Pysa Ransomware Removal Guide

Do you know what Pysa Ransomware is?

The attack of Pysa Ransomware might seem like a terrible nightmare, but you are not dreaming, and your files could be lost. Personal photos and documents are amongst the files that this malware goes after, and when it detects the files it is meant to attack, it encrypts them, which changes the data within. This means that no program available to you can read the file. Only a special decryptor can do that, and, of course, the creator of the infection is the one who has it. At the time of research, a free decryptor that would do the job did not exist, and so it does not look like files can be recovered. This is terrible news, but that does not mean that you have to do whatever it is that attackers want you to do. In this report, we discuss the infection, the ransom demands, and, of course, how to delete malware. If you need to remove Pysa Ransomware too, keep reading.

As it turns out, Pysa Ransomware is part of the Mespinoza family, and Mespinoza Ransomware is, of course, the best-known infection from this family. According to our malware experts, RDP vulnerabilities and spam emails are most likely to be employed by the cybercriminals behind these threats. At the end of the day, it is easy for cyberattackers to distribute malware because Windows users are not careful. They often click, download, open, and perform other risky actions without thinking much about it. Well, if your operating system is not protected, if the software inside is not updated, and if you are careless, Pysa Ransomware could slither in right away. Before you know it, this malware has all personal files encrypted, and the “.pysa” extension is attached to all of them. Unfortunately, decrypting files manually is not usually an option, and you cannot recover them by removing the infection.Pysa Ransomware Removal GuidePysa Ransomware screenshot
Scroll down for full removal instructions

Next to the corrupted files, you should find the “Readme.README” file. You can open it using Notepad or another text reader. The message inside addresses a “Company,” which means that it is possible Pysa Ransomware was created to infect operating systems that belong to larger networks. The message is meant to convince victims that they need to email the attackers at and to get the files back.

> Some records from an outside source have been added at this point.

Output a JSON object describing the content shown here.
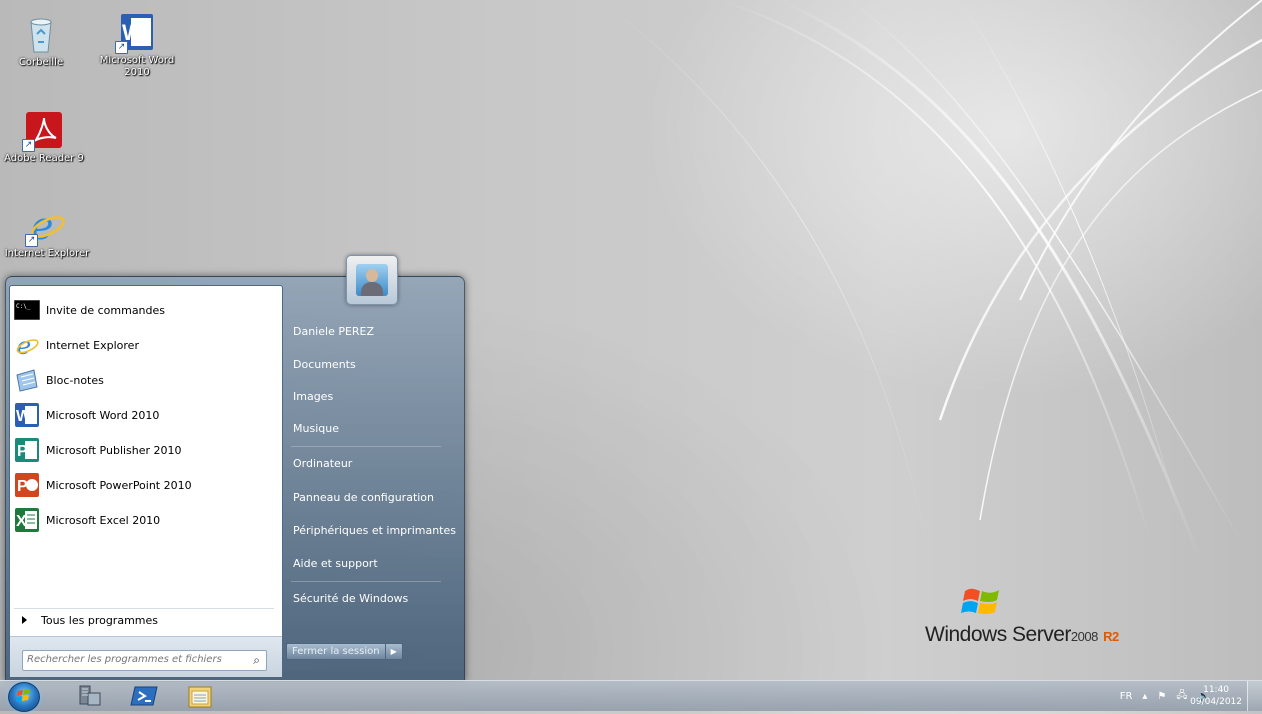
{
  "desktop": {
    "icons": [
      {
        "label": "Corbeille",
        "icon": "recycle-bin-icon"
      },
      {
        "label": "Microsoft Word 2010",
        "icon": "word-icon"
      },
      {
        "label": "Adobe Reader 9",
        "icon": "adobe-reader-icon"
      },
      {
        "label": "Internet Explorer",
        "icon": "internet-explorer-icon"
      }
    ]
  },
  "start_menu": {
    "programs": [
      {
        "label": "Invite de commandes",
        "icon": "cmd-icon"
      },
      {
        "label": "Internet Explorer",
        "icon": "internet-explorer-icon"
      },
      {
        "label": "Bloc-notes",
        "icon": "notepad-icon"
      },
      {
        "label": "Microsoft Word 2010",
        "icon": "word-icon"
      },
      {
        "label": "Microsoft Publisher 2010",
        "icon": "publisher-icon"
      },
      {
        "label": "Microsoft PowerPoint 2010",
        "icon": "powerpoint-icon"
      },
      {
        "label": "Microsoft Excel 2010",
        "icon": "excel-icon"
      }
    ],
    "all_programs": "Tous les programmes",
    "search_placeholder": "Rechercher les programmes et fichiers",
    "places": [
      "Daniele PEREZ",
      "Documents",
      "Images",
      "Musique",
      "Ordinateur",
      "Panneau de configuration",
      "Périphériques et imprimantes",
      "Aide et support",
      "Sécurité de Windows"
    ],
    "shutdown_label": "Fermer la session"
  },
  "branding": {
    "name": "Windows Server",
    "version": "2008",
    "edition": "R2"
  },
  "taskbar": {
    "language": "FR",
    "time": "11:40",
    "date": "09/04/2012",
    "pinned": [
      "server-manager-icon",
      "powershell-icon",
      "explorer-icon"
    ]
  }
}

It also lists three questions and answers, which suggest that victims can have two files decrypted for free, that they should not restart the computer, and that they need to take better care of their systems. If the victim is pushed into sending a message to the attackers, they can then be pushed into paying a ransom in return for some kind of a decryptor. Whatever you do, do not trust Pysa Ransomware attackers because they could scam you.

If you think that you would receive a decryptor after paying the ransom requested by Pysa Ransomware, we want to warn you that you are unlikely to receive anything besides new spam emails. Cyberattackers are greedy, and once they get the money, they can disappear. No one will ever be able to catch them and force them to give you a decryptor. Not all is lost. If you have copies of your personal files stored outside the infected computer, perhaps you can replace the infected files? Hopefully, you have this option, but, first, you must delete Pysa Ransomware. The good news is that the launcher should remove itself, and all you have left to do is erase the ransom notes and also check the system for leftovers. Despite this, we still advise implementing anti-malware software for reliable protection in the future.

Remove Pysa Ransomware

  1. Check recently downloaded files to check for malware.
  2. Delete all copies of the Readme.README file.
  3. Empty Recycle Bin and use a malware scanner to inspect the system.

In non-techie terms:

Pysa Ransomware is a pest, and you want to delete it from your operating system as soon as possible. Unfortunately, you might end up losing your personal files. A free tool that would restore them did not exist at the time of research, and the decryptor that cybercriminals are meant to promise is unlikely to be sent to you after the ransom payment. Hopefully, you can rely on backups and use copies of personal files to replace the corrupted files. Before you handle this, you need to delete Pysa Ransomware leftovers, and even though that should be easy to do manually, we advise employing anti-malware software. If there is anything malicious on your computer, this software will remove it, and your system will also gain 24/7 protection against malware threats.